[Dataset rows describing interfaces]
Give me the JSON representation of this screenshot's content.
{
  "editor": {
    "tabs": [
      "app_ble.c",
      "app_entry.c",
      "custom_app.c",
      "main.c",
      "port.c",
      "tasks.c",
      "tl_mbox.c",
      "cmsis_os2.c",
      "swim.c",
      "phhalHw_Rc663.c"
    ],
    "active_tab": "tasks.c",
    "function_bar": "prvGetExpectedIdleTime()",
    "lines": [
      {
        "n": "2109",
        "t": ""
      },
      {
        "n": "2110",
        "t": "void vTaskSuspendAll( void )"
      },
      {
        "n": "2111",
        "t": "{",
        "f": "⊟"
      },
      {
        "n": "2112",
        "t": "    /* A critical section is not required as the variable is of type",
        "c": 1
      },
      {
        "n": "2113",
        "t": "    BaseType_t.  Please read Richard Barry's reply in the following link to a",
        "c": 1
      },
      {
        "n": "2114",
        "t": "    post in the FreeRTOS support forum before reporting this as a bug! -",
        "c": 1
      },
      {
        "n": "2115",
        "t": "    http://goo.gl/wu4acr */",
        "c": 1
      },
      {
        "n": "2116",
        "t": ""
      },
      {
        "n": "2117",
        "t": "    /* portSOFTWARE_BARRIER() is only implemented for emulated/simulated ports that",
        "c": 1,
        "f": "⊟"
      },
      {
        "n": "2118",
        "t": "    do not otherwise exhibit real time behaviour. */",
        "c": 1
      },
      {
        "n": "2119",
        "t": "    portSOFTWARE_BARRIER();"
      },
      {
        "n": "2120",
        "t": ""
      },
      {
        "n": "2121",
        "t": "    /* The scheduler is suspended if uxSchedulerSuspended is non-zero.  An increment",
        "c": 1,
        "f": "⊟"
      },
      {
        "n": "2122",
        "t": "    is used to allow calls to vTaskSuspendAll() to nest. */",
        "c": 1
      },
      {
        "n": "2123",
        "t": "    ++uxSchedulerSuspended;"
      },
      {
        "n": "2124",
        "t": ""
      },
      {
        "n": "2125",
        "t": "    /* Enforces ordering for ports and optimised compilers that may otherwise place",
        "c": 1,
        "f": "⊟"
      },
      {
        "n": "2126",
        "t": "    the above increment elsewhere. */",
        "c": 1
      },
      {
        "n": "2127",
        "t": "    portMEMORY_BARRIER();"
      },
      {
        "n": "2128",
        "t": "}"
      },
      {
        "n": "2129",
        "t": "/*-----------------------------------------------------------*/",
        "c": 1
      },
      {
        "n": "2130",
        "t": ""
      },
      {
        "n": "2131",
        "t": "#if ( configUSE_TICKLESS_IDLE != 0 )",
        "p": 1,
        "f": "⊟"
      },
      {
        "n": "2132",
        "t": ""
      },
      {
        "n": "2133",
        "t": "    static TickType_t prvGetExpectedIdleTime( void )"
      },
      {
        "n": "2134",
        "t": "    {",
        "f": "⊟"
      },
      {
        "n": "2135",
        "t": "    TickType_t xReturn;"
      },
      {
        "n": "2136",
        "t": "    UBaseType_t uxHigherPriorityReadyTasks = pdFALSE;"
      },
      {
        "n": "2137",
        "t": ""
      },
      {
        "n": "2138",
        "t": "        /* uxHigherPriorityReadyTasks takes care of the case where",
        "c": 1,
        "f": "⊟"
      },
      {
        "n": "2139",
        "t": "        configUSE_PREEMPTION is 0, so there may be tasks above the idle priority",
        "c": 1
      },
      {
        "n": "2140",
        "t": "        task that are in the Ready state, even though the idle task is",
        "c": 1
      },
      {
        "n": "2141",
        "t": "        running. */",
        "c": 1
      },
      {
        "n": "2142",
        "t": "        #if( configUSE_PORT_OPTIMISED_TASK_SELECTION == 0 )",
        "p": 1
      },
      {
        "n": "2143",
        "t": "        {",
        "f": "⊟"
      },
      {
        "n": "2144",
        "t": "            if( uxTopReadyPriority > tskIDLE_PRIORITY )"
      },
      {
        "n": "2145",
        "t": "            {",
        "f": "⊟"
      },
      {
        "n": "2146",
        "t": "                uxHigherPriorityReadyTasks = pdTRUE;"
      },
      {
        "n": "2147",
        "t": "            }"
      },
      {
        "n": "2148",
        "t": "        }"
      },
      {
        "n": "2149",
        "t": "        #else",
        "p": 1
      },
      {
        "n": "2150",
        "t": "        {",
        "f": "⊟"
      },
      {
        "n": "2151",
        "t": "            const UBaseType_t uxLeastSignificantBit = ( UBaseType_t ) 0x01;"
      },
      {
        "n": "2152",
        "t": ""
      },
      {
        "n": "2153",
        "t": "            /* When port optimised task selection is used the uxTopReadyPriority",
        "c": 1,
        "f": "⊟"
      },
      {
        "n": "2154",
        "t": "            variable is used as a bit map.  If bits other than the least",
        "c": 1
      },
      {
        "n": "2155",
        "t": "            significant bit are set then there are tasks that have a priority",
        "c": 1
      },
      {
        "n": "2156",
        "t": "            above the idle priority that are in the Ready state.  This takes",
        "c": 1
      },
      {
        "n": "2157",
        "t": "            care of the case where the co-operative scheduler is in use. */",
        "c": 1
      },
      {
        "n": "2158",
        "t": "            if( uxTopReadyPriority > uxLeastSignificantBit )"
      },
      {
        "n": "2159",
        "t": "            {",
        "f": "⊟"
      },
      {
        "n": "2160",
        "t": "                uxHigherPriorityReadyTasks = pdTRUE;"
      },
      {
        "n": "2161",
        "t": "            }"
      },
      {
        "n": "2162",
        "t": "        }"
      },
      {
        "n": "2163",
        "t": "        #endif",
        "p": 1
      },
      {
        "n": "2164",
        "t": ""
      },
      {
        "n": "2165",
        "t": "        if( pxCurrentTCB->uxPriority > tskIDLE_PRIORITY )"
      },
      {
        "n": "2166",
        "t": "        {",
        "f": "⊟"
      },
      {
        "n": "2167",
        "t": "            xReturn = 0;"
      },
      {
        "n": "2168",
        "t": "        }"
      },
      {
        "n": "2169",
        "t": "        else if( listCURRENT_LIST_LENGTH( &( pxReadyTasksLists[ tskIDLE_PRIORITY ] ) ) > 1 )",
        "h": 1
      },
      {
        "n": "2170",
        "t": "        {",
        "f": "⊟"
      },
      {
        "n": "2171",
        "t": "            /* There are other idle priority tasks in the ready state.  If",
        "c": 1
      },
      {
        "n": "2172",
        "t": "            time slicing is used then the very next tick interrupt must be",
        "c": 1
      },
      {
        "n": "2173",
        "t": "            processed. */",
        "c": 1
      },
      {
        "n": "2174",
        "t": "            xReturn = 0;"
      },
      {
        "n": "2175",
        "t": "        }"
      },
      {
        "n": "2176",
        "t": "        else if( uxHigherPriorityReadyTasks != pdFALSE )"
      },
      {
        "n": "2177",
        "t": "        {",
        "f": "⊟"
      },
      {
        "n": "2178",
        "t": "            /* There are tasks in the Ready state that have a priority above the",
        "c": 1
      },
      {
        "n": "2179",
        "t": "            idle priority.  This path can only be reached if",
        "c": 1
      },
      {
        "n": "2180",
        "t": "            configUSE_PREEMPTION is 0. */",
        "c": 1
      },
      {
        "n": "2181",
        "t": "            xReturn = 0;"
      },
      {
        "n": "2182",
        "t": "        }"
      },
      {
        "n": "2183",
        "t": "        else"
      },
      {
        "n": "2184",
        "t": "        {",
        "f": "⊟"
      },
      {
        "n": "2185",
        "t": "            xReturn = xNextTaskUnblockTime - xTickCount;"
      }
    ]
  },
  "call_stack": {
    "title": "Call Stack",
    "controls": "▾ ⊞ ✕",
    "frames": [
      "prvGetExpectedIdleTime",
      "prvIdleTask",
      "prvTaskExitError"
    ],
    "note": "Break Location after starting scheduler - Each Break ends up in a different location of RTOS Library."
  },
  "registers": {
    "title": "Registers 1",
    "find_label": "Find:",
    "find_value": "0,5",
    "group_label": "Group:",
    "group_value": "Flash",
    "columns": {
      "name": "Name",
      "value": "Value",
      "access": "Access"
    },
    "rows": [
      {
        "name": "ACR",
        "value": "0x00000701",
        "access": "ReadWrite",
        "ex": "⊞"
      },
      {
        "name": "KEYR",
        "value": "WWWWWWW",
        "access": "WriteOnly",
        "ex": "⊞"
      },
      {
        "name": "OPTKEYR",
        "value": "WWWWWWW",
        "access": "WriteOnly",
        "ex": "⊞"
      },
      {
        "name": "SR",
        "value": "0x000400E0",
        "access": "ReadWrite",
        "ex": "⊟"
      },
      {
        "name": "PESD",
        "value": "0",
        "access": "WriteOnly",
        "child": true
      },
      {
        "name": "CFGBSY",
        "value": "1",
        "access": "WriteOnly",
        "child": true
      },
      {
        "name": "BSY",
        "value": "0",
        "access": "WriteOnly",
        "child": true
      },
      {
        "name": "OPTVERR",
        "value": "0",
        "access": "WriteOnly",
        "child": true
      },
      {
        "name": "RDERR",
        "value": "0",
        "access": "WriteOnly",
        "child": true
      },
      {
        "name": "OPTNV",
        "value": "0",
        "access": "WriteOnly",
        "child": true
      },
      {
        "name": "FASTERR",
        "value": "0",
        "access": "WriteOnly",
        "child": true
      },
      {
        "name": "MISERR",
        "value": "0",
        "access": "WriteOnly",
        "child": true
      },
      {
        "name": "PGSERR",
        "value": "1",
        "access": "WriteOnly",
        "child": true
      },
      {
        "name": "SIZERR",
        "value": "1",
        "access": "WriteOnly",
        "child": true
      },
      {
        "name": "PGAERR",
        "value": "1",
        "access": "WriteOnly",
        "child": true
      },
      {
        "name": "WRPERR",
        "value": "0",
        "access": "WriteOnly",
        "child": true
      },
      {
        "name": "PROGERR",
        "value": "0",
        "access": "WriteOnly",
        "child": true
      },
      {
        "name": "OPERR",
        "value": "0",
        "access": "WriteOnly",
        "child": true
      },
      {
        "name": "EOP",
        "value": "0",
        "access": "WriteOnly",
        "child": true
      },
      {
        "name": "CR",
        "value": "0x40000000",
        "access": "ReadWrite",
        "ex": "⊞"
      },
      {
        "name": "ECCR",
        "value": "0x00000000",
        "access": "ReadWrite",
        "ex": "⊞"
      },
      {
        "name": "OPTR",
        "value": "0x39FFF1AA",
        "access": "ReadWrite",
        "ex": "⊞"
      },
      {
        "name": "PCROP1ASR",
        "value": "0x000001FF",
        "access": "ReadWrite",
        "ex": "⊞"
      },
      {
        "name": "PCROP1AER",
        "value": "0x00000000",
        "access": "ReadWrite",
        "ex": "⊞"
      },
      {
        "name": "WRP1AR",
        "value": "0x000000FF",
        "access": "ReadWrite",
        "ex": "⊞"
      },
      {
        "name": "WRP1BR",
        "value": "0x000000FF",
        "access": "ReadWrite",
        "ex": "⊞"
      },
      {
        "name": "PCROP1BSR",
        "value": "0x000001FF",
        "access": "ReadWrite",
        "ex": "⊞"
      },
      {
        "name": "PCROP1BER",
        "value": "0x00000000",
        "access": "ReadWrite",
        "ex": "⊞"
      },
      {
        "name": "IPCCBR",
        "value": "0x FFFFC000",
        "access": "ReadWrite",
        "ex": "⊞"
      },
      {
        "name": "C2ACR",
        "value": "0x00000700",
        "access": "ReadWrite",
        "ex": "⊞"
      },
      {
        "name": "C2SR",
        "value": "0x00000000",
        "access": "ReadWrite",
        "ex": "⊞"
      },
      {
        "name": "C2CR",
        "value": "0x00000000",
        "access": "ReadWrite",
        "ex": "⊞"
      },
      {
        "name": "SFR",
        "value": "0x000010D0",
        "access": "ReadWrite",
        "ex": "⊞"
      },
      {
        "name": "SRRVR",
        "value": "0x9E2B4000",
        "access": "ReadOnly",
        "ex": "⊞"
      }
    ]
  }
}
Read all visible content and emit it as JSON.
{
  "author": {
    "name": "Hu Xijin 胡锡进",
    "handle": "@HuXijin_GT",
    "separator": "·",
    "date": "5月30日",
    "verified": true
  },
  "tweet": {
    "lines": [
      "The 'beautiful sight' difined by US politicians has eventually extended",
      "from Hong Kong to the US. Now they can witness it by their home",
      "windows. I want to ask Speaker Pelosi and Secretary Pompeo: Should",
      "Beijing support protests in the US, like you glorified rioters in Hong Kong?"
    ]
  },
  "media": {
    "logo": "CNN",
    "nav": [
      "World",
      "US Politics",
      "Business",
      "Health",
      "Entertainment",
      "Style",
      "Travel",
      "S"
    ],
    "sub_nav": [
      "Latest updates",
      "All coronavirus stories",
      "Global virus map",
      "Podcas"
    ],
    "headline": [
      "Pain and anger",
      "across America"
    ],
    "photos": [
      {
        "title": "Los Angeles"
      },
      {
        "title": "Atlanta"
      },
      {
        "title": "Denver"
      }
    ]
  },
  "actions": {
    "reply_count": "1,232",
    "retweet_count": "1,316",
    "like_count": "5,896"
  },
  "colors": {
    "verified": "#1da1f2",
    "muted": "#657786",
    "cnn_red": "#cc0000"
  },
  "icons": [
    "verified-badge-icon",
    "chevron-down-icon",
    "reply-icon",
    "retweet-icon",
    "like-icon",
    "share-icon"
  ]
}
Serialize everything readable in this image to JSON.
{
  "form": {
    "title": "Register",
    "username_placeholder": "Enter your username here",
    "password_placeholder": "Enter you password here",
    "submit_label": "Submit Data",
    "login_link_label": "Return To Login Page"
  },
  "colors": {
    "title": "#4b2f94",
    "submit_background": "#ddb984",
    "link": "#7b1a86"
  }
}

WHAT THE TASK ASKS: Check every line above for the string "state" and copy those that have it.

ANSWER SECTION:
        "t": "        task that are in the Ready state, even though the idle task is",
        "t": "            above the idle priority that are in the Ready state.  This takes",
        "t": "            /* There are other idle priority tasks in the ready state.  If",
        "t": "            /* There are tasks in the Ready state that have a priority above the",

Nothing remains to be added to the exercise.